Turkey plans to ratify Finland’s Nato bid ahead of May polls
ANKARA: Turkey’s parliament will “highly likely” ratify Finland’s NATO accession bid before mid-April, two Turkish officials told Reuters on Wednesday, a day before Finnish President Sauli Niinisto visits the country.
Sweden and Finland applied last year to join the trans-Atlantic defence pact after Russia invaded Ukraine, but faced unexpected objections from Turkey. Ankara says Stockholm harbours members of terrorist groups, which Sweden denies.
The parliaments of all 30 members of Nato have to ratify any membership bids for the alliance. Apart from Hungary, Turkey is the only member not yet to have given Finland and Sweden its green light.
A senior Turkish official told Reuters that Finland’s bid would be approved independently from that of Sweden.
Another official with knowledge of the matter said Finland’s approach to terrorist organisations was in line with Turkey‘s sensitivities and that Helsinki had taken steps in that regard.
“It is highly likely that the necessary step for Finland’s Nato membership will be completed before (parliament) closes and the election is held,” the official said.
Both officials declined to be named because the discussions are not public yet.
Niinisto, who will visit Turkey on March 16-17, said he believed Turkish President Tayyip Erdogan will announce his decision concerning Finland’s NATO bid when the two meet.
“We knew that when Turkish President Erdogan on his part has made the decision concerning the ratification of Finland’s NATO membership, he wants to meet and fulfil his promise president to president,” Niinisto said in an email to Reuters.
“The Turks had hoped I would be there in person to receive the decision,” he added.
Turkey has repeatedly said that Sweden needed to take additional steps against supporters of Kurdish militants and members of the network Ankara holds responsible for a 2016 coup attempt. Turkey treats both groups as terrorist organisations.
Talks between Sweden and Turkey have made little progress, especially following several disputes mainly over street protests by pro-Kurdish groups in Stockholm.
Amid growing tensions with Sweden, Erdogan signalled for the first time in January that Ankara could give a green light to Helsinki ahead of Stockholm.
Sweden’s Prime Minister Ulf Kristersson said on Tuesday that the likelihood of Finland joining Nato ahead of Sweden had increased, after talks between the three sides in Brussels this week.

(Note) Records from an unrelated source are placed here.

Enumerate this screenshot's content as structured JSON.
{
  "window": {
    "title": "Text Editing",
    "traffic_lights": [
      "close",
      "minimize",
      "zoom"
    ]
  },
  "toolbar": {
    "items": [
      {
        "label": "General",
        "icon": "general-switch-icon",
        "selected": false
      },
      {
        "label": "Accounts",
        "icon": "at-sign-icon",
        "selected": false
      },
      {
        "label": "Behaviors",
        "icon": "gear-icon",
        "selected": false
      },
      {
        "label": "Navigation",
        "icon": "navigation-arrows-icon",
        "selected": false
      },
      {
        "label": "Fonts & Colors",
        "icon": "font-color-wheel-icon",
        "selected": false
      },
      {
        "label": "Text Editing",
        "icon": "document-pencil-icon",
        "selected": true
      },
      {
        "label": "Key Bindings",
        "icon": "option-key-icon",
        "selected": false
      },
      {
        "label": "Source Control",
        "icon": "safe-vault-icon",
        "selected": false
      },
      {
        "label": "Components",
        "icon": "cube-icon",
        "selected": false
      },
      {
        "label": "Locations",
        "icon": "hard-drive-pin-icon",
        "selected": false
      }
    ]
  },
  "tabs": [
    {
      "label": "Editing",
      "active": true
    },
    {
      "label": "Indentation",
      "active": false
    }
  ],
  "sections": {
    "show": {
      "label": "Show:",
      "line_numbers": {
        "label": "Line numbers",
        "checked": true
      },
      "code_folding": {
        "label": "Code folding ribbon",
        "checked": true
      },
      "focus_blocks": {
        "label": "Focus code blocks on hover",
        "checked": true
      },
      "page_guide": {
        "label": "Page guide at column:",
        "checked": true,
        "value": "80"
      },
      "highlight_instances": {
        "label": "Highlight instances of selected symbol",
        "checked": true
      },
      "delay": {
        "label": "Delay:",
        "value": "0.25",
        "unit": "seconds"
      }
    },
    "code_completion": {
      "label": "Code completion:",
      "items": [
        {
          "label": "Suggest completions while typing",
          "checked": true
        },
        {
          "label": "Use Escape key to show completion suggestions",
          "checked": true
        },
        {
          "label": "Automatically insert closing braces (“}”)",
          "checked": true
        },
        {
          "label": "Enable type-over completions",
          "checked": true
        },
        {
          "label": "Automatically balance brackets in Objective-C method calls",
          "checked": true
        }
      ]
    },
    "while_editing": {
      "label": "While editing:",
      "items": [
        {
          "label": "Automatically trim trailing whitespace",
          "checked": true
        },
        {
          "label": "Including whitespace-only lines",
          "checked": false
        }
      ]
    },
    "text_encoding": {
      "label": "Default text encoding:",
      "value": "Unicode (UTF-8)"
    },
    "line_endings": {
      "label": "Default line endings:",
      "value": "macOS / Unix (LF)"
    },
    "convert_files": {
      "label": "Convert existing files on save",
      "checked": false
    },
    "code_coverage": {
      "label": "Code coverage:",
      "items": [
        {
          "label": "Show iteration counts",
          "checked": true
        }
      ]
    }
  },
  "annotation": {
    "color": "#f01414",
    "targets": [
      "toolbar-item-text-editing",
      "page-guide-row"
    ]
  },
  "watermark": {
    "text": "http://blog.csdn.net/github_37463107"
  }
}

Parliament is due to close in mid-April ahead of parliamentary and presidential elections scheduled for May 14.
Erdogan indicated that he would send ratification of Finland’s NATO membership to parliament soon, saying that he would “keep his promise”.
“Mr President (Niinisto) will come to Turkey on Friday and we will meet. After that, we will fulfil our promise,” Erdogan told reporters on Wednesday, when asked whether he would send ratification of Finland’s NATO bid to Turkish parliament next week.
“Positive messages will be given to Finland’s president during his visit,” the second official said.
The United States and other Nato countries are hoping that the two Nordic countries become members of the alliance at a NATO summit due to be held on July 11 in Lithuania’s capital Vilnius.